Regarding Ray ripoffs, I do have a reminiscence. I watched the 1980s series 21 Jump Street
regularly and couldn't help noticing in a 1989 episode, "Woolly Bullies," described here, http://www.tv.com/shows/21-jum...oolly-bullies-75250/
, the part of the storyline involving officer Douglas "Doug" Penhall's character was a direct ripoff of Ray's short story "The Utterly Perfect Murder." I wrote Ray explaining that character had always been named Doug, just like the guy in his story, so that was just coincidence, but the plot was a direct steal of his story.
Ray never answered, and I contacted Donn Albright saying it was awfully funny that Ray almost always answered my correspondence but had nothing to say about that, especially in view of the fact that he went to the Supreme Court over the Fahrenheit 451
steal in the early days of TV. Donn explained that Ray said it happens all the time, intentionally or not, and if he took the time to pursue every such case it would take up too much time and energy so he chose to ignore it.
I thought I was going nuts when I had Ray flashbacks watching Dirty Dancing
, but finally realized I was remembering Ray's story "Some Live Like Lazarus" only with the rich and poor roles of the male and female main characters reversed. I sure recognized the situation and setting.

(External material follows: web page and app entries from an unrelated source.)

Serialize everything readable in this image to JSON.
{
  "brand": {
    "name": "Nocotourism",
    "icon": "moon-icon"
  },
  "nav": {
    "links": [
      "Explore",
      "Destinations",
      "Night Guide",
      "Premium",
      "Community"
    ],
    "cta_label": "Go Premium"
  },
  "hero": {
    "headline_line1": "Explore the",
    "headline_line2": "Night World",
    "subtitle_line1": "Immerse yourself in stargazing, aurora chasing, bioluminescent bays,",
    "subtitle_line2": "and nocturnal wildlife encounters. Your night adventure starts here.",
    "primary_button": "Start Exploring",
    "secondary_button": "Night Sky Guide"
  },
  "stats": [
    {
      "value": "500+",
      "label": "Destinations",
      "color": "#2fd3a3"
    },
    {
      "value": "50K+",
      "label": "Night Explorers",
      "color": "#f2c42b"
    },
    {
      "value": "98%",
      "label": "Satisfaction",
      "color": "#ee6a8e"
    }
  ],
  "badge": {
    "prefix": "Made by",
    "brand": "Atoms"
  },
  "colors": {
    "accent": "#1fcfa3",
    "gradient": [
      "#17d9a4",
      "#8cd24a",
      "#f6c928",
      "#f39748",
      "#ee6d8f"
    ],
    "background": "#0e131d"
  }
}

A similar setting turns up in Ray's story "Someone in the Rain," which may be confusing to some readers who might not associate Ray with summer resort stories.
Incidentally the story "The Utterly Perfect Murder" disturbed me because it implied or stated Doug was a successful writer. I had also been plagued by childhood bullies, not as badly as Doug, but enough to make a lifetime goal that if I succeeded as a writer I wouldn't be bothered by these memories anymore, even to the extent that Doug was in the story. The other story of Ray's with which I can never reconcile to the ending is "Season of Disbelief" from Dandelion Wine